There are three specific qualities that define successful leaders.  The first is the ability to build trust.  Trust allows us to mobilize people, take charge and get things done during the hard times.  Part of that is what I call ‘getting on the balcony’.  Good leaders need to have a physical presence, to be seen and to be in control.  They need to speak to shared purpose, shared history and shared values.  Because most organizations are in a chronic state of change or crisis, the need for trust in leaders is more powerful than ever.  People need to believe in the passion of the mission, to trust that the leader is taking them down the right path and has as much or more invested in the success of the organization.  They must see competence and values in a leader to have that trust.  Without believing in the leader’s competence, people cannot trust that decisions are the correct one.  Without the values that resonate with individuals and that are predictably and dependably consistent, people do not trust that the ultimate outcomes will match their personal goals.

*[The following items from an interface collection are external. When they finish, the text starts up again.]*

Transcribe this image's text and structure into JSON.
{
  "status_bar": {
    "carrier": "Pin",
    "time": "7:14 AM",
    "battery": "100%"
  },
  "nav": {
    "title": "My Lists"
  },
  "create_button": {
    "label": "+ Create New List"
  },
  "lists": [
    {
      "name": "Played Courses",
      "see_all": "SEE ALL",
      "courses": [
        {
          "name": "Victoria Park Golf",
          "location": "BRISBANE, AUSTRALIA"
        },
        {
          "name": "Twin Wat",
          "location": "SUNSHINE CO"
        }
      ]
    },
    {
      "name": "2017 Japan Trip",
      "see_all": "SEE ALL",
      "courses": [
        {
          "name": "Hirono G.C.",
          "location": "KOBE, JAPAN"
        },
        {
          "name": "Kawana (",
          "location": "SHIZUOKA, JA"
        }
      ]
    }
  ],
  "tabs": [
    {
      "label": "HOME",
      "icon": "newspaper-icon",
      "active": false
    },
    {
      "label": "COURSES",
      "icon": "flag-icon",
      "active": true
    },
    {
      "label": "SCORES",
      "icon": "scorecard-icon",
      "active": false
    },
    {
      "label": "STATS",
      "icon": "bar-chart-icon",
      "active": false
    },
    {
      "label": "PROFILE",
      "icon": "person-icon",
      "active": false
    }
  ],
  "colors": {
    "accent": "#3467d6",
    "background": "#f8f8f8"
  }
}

The second quality is resilience.  There is a tremendous amount of fear of the unknown and chaos in the workplace today.  Old ways of solving problems are not working and, while people find comfort in the status quo, change is a necessity.  A leader who is resilient, who keeps her calm and provides a sense of security and control during the chaos provides a grounding that allows workers to embrace the new ways of doing things. Whether it is the sure-footed confidence, the ability to communicate a new vision’s benefits, the ability to understand the risks and personal consequences of change, a leader who is resilient when challenges, anticipated or not, get in the way of the strategy, tends to be most successful.  Most great leaders have suffered some failure…it is their ability to learn from that failure that makes them able to move forward in the next situation. When we respond constructively to failure, diagnose the problem reset their compass, and commit to change, good things can happen.  .

The third quality is authenticity.   We all hear about ‘walking the talk’.  Authenticity goes beyond that.  It is the quality that shows through when the decisions are most difficult, when the values are tested against specific ethical and moral choices, when the best interests of the individual need to be measured against the best interests of the organization.   It is best seen in the way followers perform, how they model their leader’s behavior and create an environment where personal agendas are secondary to the organization’s vision and mission.

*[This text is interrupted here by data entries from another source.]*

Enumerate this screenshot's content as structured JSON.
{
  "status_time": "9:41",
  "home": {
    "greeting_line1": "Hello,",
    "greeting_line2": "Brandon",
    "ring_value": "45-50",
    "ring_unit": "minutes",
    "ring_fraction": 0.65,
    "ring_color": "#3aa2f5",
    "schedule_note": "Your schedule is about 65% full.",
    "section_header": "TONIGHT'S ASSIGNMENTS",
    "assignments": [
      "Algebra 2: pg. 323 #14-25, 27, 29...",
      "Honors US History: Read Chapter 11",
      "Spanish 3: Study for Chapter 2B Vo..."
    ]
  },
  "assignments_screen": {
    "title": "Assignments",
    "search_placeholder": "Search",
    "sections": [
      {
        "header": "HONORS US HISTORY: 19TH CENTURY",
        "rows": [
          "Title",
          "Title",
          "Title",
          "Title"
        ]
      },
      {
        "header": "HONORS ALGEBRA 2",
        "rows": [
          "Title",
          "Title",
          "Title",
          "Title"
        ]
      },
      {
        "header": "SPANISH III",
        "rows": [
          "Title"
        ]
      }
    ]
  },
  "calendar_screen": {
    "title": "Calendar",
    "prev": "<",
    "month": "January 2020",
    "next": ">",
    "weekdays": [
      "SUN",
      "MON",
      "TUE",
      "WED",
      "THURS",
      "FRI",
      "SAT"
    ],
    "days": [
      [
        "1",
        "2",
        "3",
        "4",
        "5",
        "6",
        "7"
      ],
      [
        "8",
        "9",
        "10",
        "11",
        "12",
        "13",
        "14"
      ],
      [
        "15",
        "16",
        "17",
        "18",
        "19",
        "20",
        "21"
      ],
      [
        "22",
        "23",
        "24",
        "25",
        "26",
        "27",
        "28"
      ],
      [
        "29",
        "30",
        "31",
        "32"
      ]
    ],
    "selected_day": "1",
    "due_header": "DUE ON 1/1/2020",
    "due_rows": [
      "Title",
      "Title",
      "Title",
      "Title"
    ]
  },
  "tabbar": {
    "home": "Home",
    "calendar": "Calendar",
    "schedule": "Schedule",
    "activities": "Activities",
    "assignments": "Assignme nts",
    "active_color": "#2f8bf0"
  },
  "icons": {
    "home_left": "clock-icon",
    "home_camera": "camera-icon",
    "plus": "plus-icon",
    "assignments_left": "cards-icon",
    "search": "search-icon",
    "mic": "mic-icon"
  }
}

There are many other components of leadership – passion, commitment, the ability to get others to follow, the ability to communicate your ideas in a way that engages others and many others.  Leadership is as much art as science.  While some are born with the qualities that make for this kind of greatness, leaders can be developed.  Smart organizations know this and put their resources to creating the leaders they need to be successful.